Repeat exactly each line of the data provided below.
..............................
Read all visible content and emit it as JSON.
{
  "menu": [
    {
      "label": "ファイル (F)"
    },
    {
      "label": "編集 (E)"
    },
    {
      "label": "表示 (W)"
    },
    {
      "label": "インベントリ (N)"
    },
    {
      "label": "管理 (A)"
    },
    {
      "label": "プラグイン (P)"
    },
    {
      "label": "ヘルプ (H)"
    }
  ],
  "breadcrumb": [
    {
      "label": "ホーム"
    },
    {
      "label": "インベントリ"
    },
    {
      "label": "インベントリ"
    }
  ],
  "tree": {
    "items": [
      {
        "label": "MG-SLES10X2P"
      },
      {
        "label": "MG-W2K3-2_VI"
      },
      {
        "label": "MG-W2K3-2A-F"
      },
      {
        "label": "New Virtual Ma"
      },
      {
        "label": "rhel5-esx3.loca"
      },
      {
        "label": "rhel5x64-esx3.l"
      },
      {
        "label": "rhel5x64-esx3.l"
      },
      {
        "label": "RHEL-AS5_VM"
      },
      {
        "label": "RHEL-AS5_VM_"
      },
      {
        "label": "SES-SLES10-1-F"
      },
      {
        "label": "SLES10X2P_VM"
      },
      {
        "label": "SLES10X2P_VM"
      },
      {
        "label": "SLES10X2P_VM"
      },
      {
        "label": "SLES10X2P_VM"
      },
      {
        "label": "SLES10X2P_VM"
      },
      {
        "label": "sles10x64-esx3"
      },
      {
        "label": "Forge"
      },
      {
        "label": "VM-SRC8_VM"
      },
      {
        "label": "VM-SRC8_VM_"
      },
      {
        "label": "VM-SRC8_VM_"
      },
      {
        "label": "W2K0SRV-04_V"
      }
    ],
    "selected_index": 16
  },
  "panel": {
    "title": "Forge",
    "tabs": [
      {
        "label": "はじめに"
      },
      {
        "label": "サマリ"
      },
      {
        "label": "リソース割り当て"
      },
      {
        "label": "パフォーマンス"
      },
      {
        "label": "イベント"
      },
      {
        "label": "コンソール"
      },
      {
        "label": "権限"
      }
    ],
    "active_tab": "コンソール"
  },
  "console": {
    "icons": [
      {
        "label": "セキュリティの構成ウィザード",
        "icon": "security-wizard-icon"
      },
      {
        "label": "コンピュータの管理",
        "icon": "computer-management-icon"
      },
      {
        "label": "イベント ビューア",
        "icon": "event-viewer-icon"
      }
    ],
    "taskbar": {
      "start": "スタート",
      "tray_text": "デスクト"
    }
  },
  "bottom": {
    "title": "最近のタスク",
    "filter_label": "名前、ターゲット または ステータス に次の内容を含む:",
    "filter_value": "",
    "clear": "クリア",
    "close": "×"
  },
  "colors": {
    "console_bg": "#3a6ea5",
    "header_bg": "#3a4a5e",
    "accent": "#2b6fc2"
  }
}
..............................
WRITTEN SOLUTION:
Read all visible content and emit it as JSON.
{
  "menu": [
    {
      "label": "ファイル (F)"
    },
    {
      "label": "編集 (E)"
    },
    {
      "label": "表示 (W)"
    },
    {
      "label": "インベントリ (N)"
    },
    {
      "label": "管理 (A)"
    },
    {
      "label": "プラグイン (P)"
    },
    {
      "label": "ヘルプ (H)"
    }
  ],
  "breadcrumb": [
    {
      "label": "ホーム"
    },
    {
      "label": "インベントリ"
    },
    {
      "label": "インベントリ"
    }
  ],
  "tree": {
    "items": [
      {
        "label": "MG-SLES10X2P"
      },
      {
        "label": "MG-W2K3-2_VI"
      },
      {
        "label": "MG-W2K3-2A-F"
      },
      {
        "label": "New Virtual Ma"
      },
      {
        "label": "rhel5-esx3.loca"
      },
      {
        "label": "rhel5x64-esx3.l"
      },
      {
        "label": "rhel5x64-esx3.l"
      },
      {
        "label": "RHEL-AS5_VM"
      },
      {
        "label": "RHEL-AS5_VM_"
      },
      {
        "label": "SES-SLES10-1-F"
      },
      {
        "label": "SLES10X2P_VM"
      },
      {
        "label": "SLES10X2P_VM"
      },
      {
        "label": "SLES10X2P_VM"
      },
      {
        "label": "SLES10X2P_VM"
      },
      {
        "label": "SLES10X2P_VM"
      },
      {
        "label": "sles10x64-esx3"
      },
      {
        "label": "Forge"
      },
      {
        "label": "VM-SRC8_VM"
      },
      {
        "label": "VM-SRC8_VM_"
      },
      {
        "label": "VM-SRC8_VM_"
      },
      {
        "label": "W2K0SRV-04_V"
      }
    ],
    "selected_index": 16
  },
  "panel": {
    "title": "Forge",
    "tabs": [
      {
        "label": "はじめに"
      },
      {
        "label": "サマリ"
      },
      {
        "label": "リソース割り当て"
      },
      {
        "label": "パフォーマンス"
      },
      {
        "label": "イベント"
      },
      {
        "label": "コンソール"
      },
      {
        "label": "権限"
      }
    ],
    "active_tab": "コンソール"
  },
  "console": {
    "icons": [
      {
        "label": "セキュリティの構成ウィザード",
        "icon": "security-wizard-icon"
      },
      {
        "label": "コンピュータの管理",
        "icon": "computer-management-icon"
      },
      {
        "label": "イベント ビューア",
        "icon": "event-viewer-icon"
      }
    ],
    "taskbar": {
      "start": "スタート",
      "tray_text": "デスクト"
    }
  },
  "bottom": {
    "title": "最近のタスク",
    "filter_label": "名前、ターゲット または ステータス に次の内容を含む:",
    "filter_value": "",
    "clear": "クリア",
    "close": "×"
  },
  "colors": {
    "console_bg": "#3a6ea5",
    "header_bg": "#3a4a5e",
    "accent": "#2b6fc2"
  }
}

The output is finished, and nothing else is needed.